▸ **The problem**: Copy every line of the records below where the word "likes" occurs.

--

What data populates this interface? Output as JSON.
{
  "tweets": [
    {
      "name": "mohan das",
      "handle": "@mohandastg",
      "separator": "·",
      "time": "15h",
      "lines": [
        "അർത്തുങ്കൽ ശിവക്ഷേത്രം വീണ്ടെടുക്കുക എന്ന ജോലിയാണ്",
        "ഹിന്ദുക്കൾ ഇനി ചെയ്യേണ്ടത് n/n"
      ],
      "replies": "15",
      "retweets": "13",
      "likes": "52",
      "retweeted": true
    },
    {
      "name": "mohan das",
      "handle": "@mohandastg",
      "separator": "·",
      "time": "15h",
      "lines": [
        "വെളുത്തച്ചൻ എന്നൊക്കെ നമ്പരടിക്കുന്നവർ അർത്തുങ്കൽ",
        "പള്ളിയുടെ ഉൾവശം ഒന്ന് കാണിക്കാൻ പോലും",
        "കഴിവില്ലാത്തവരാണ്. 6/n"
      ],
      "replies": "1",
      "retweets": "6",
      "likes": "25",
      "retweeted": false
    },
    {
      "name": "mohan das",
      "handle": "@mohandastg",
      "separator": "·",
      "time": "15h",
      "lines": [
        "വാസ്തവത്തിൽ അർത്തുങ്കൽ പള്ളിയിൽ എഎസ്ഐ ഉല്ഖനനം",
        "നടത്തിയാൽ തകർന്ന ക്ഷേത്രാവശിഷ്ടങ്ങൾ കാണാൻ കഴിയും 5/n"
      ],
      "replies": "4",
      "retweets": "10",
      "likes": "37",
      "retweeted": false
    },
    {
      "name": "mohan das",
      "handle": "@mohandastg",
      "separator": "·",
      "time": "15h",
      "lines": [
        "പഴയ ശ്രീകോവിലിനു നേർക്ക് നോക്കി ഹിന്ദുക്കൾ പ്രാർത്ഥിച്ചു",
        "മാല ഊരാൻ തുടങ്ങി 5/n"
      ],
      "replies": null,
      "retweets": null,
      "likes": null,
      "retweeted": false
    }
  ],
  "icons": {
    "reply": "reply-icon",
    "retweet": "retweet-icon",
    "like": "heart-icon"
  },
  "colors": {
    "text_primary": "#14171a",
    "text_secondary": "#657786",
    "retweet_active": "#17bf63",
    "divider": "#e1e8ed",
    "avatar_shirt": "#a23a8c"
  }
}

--

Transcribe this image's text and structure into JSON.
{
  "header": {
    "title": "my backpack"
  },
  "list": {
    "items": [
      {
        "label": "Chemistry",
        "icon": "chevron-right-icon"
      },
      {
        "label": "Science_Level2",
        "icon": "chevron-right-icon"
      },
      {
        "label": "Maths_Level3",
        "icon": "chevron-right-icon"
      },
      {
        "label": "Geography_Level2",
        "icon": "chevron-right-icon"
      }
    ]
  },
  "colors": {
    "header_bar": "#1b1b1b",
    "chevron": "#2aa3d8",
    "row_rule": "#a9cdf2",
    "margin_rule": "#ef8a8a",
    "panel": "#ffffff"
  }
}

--

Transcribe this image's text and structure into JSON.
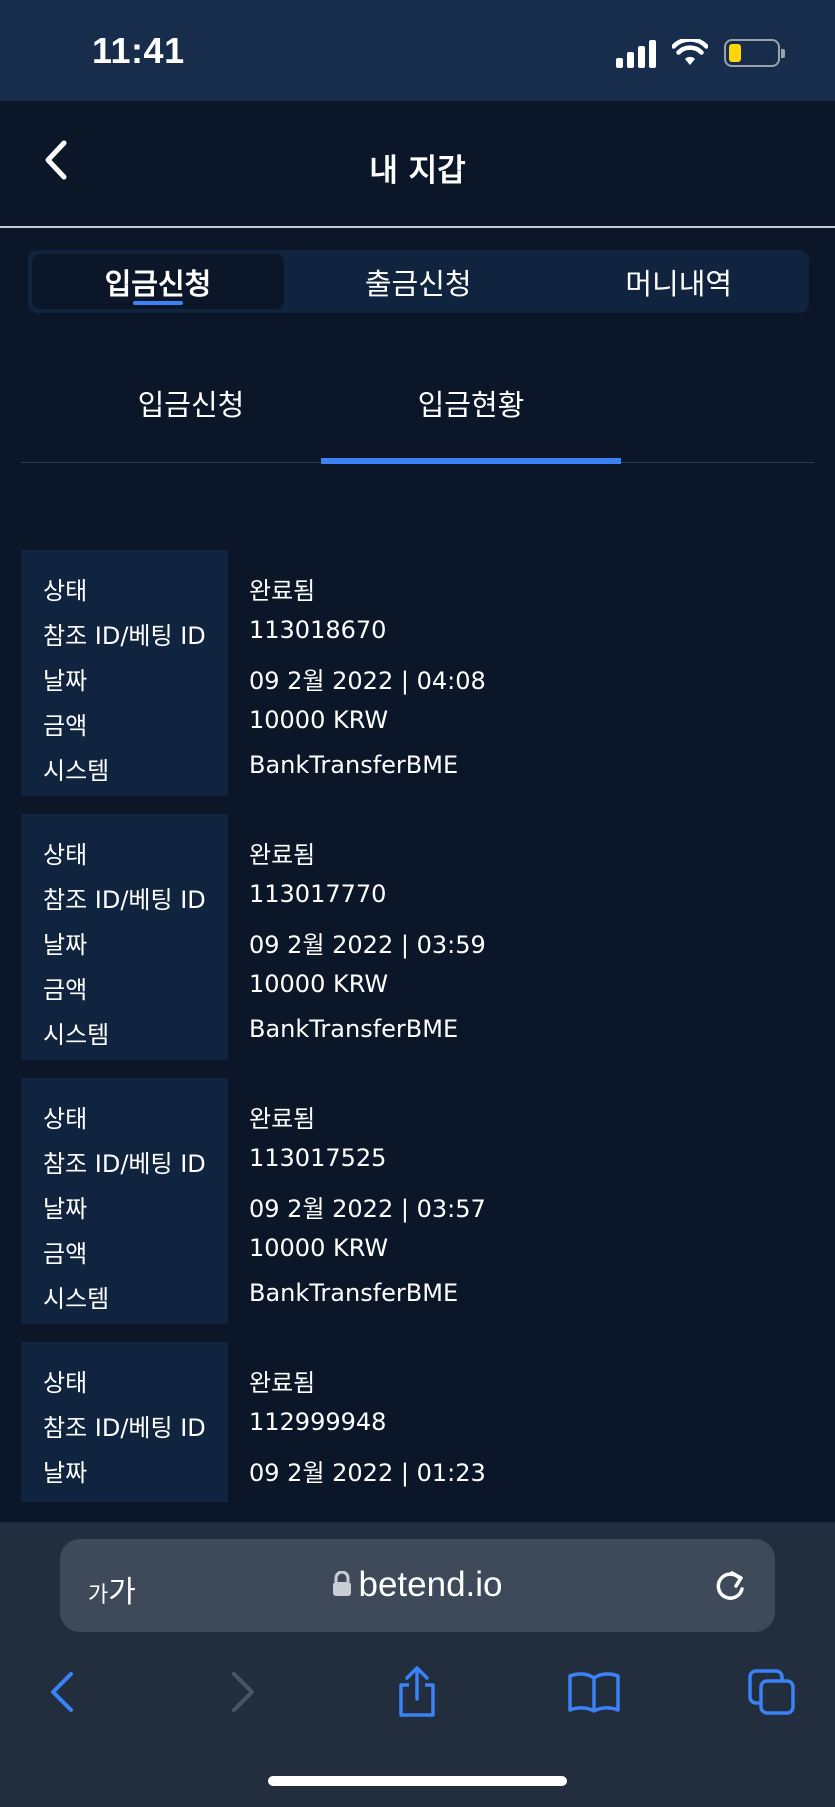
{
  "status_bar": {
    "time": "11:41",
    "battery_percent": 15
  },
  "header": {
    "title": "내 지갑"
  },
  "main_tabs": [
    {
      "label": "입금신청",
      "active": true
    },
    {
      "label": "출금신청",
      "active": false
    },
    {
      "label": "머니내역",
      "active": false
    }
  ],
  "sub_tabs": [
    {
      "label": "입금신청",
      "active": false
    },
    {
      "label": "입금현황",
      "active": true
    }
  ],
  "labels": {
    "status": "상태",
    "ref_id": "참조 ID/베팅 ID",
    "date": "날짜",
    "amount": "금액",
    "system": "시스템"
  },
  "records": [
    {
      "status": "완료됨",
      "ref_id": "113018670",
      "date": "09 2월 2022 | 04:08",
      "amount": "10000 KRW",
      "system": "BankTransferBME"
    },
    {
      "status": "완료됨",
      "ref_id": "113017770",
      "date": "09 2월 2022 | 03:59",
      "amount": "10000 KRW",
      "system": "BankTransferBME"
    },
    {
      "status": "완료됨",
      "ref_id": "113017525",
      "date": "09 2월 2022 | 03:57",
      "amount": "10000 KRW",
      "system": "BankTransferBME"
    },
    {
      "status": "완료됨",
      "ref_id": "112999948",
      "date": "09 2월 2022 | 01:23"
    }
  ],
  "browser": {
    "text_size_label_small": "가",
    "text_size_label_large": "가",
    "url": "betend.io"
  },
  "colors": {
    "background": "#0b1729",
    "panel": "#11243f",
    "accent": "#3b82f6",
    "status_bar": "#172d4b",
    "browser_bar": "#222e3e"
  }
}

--

▸ **Output for this task**:
      "likes": "52",
      "likes": "25",
      "likes": "37",
      "likes": null,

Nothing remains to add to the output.